** Opening DATASET CONTENT block **

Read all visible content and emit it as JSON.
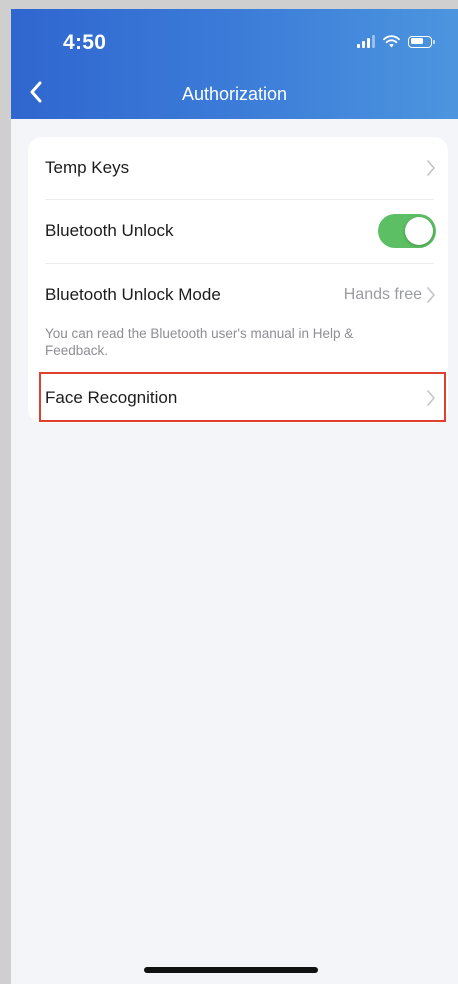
{
  "status_bar": {
    "time": "4:50",
    "icons": [
      "signal-icon",
      "wifi-icon",
      "battery-icon"
    ]
  },
  "nav": {
    "back_icon": "chevron-left-icon",
    "title": "Authorization"
  },
  "settings": {
    "temp_keys": {
      "label": "Temp Keys",
      "icon": "chevron-right-icon"
    },
    "bluetooth_unlock": {
      "label": "Bluetooth Unlock",
      "enabled": true
    },
    "bluetooth_unlock_mode": {
      "label": "Bluetooth Unlock Mode",
      "value": "Hands free",
      "icon": "chevron-right-icon"
    },
    "hint": "You can read the Bluetooth user's manual in Help & Feedback.",
    "face_recognition": {
      "label": "Face Recognition",
      "icon": "chevron-right-icon",
      "highlighted": true
    }
  },
  "colors": {
    "header_gradient_start": "#2f66cf",
    "header_gradient_end": "#4c95de",
    "toggle_on": "#5cbf63",
    "highlight_border": "#e0402e",
    "background": "#f4f5f8"
  }
}
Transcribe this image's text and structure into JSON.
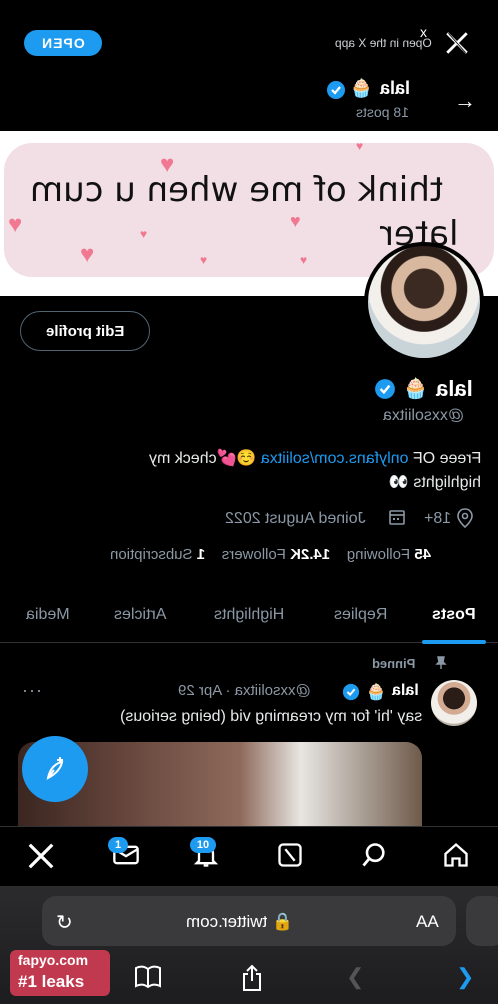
{
  "banner_prompt": {
    "open_button": "OPEN",
    "open_text": "Open in the X app",
    "close_label": "x"
  },
  "header": {
    "name": "lala",
    "emoji": "🧁",
    "posts": "18 posts"
  },
  "banner": {
    "line1": "think of me when u cum",
    "line2": "later"
  },
  "profile": {
    "edit_button": "Edit profile",
    "name": "lala",
    "emoji": "🧁",
    "handle": "@xxsoliitxa",
    "bio_prefix": "Freee OF ",
    "bio_link": "onlyfans.com/soliitxa",
    "bio_suffix": " ☺️💕check my",
    "bio_line2": "highlights 👀",
    "age": "18+",
    "joined": "Joined August 2022",
    "following_count": "45",
    "following_label": "Following",
    "followers_count": "14.2K",
    "followers_label": "Followers",
    "subscription_count": "1",
    "subscription_label": "Subscription"
  },
  "tabs": [
    "Posts",
    "Replies",
    "Highlights",
    "Articles",
    "Media"
  ],
  "post": {
    "pinned": "Pinned",
    "name": "lala",
    "emoji": "🧁",
    "meta": "@xxsoliitxa · Apr 29",
    "more": "···",
    "text": "say 'hi' for my creaming vid (being serious)"
  },
  "bottom_nav": {
    "messages_badge": "1",
    "notifications_badge": "10"
  },
  "safari": {
    "url": "twitter.com",
    "aa": "AA"
  },
  "watermark": {
    "top": "fapyo.com",
    "bottom": "#1 leaks"
  },
  "colors": {
    "accent": "#1d9bf0",
    "background": "#000000",
    "muted": "#8b98a5"
  }
}
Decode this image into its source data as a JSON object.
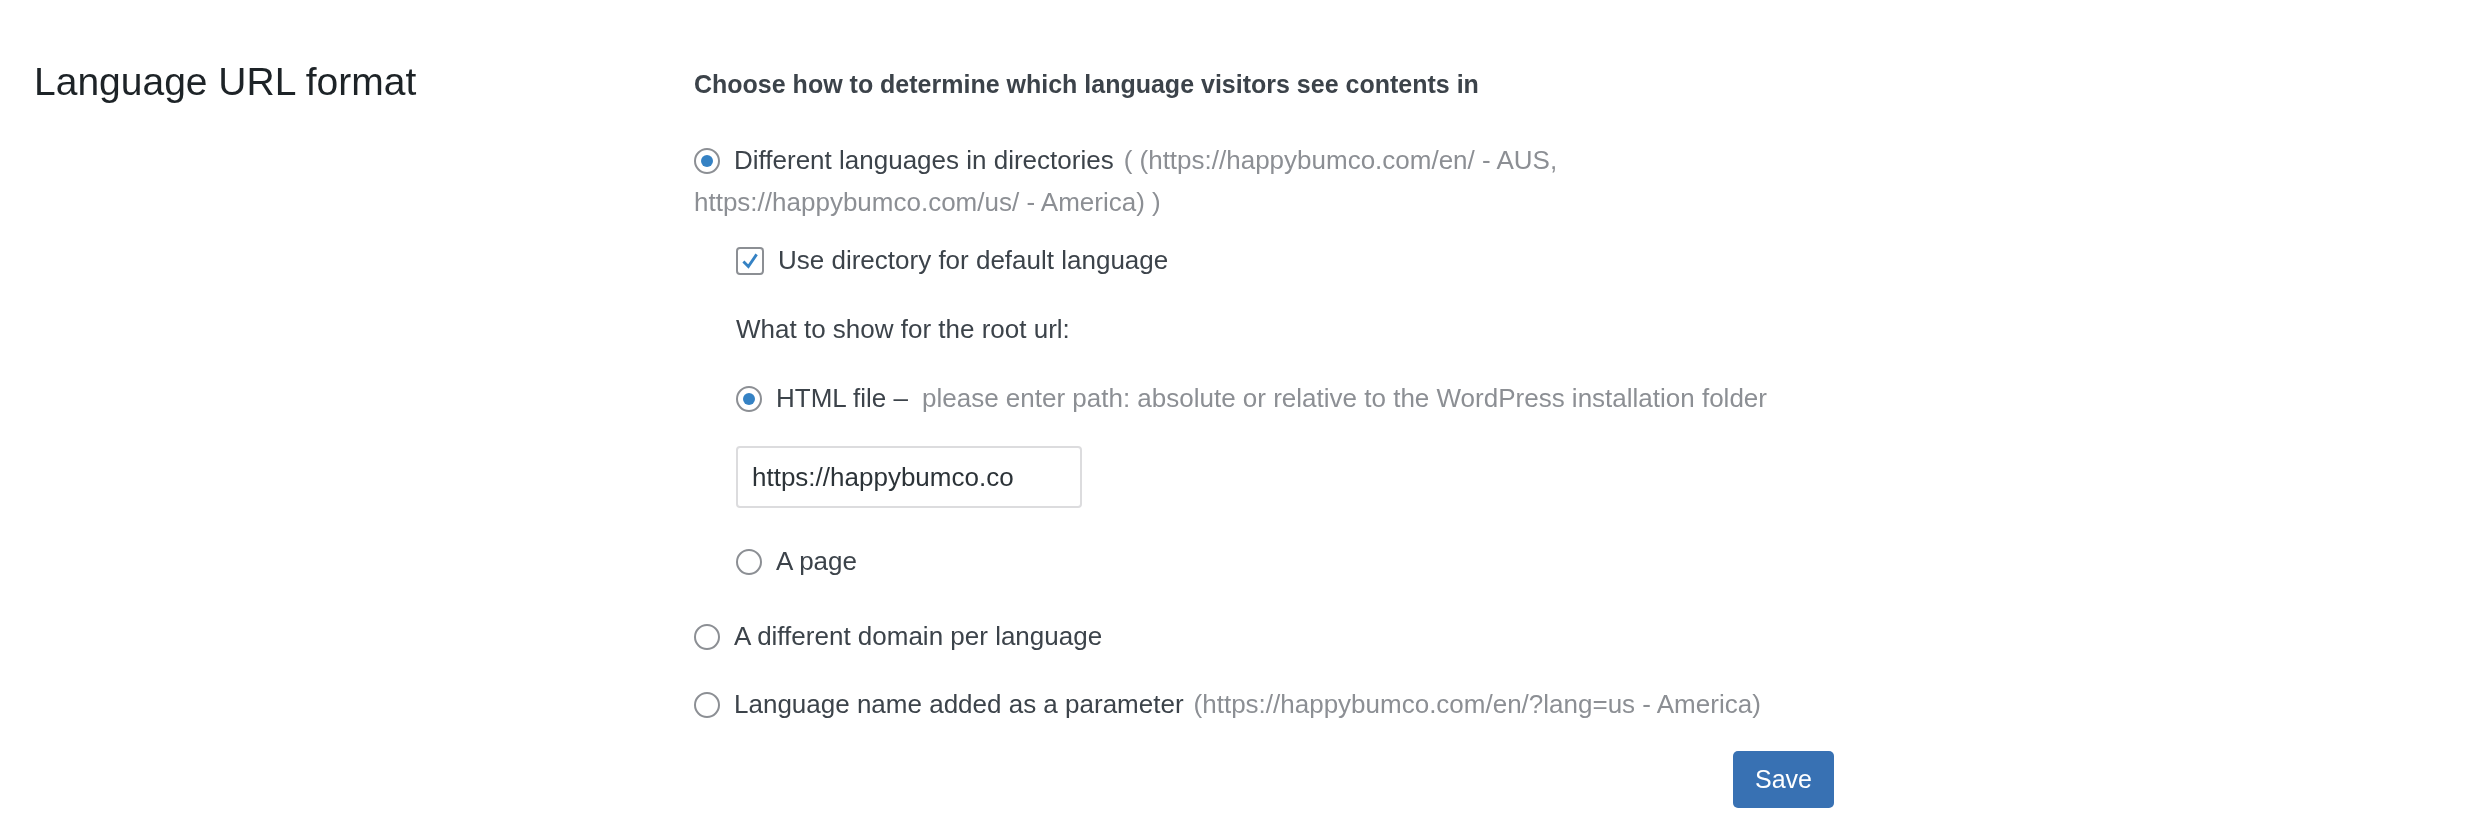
{
  "section": {
    "title": "Language URL format"
  },
  "prompt": "Choose how to determine which language visitors see contents in",
  "options": [
    {
      "label": "Different languages in directories",
      "hint_lines": [
        "( (https://happybumco.com/en/ - AUS,",
        "https://happybumco.com/us/ - America) )"
      ],
      "selected": true,
      "checkbox": {
        "label": "Use directory for default language",
        "checked": true
      },
      "root_url": {
        "label": "What to show for the root url:",
        "options": [
          {
            "label": "HTML file –",
            "hint": "please enter path: absolute or relative to the WordPress installation folder",
            "selected": true,
            "field": {
              "value": "https://happybumco.co"
            }
          },
          {
            "label": "A page",
            "selected": false
          }
        ]
      }
    },
    {
      "label": "A different domain per language",
      "selected": false
    },
    {
      "label": "Language name added as a parameter",
      "hint_lines": [
        "(https://happybumco.com/en/?lang=us - America)"
      ],
      "selected": false
    }
  ],
  "save_button": "Save"
}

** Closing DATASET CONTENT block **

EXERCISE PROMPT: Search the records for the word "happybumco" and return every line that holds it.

ANSWER SPACE:
        "( (https://happybumco.com/en/ - AUS,",
        "https://happybumco.com/us/ - America) )"
              "value": "https://happybumco.co"
        "(https://happybumco.com/en/?lang=us - America)"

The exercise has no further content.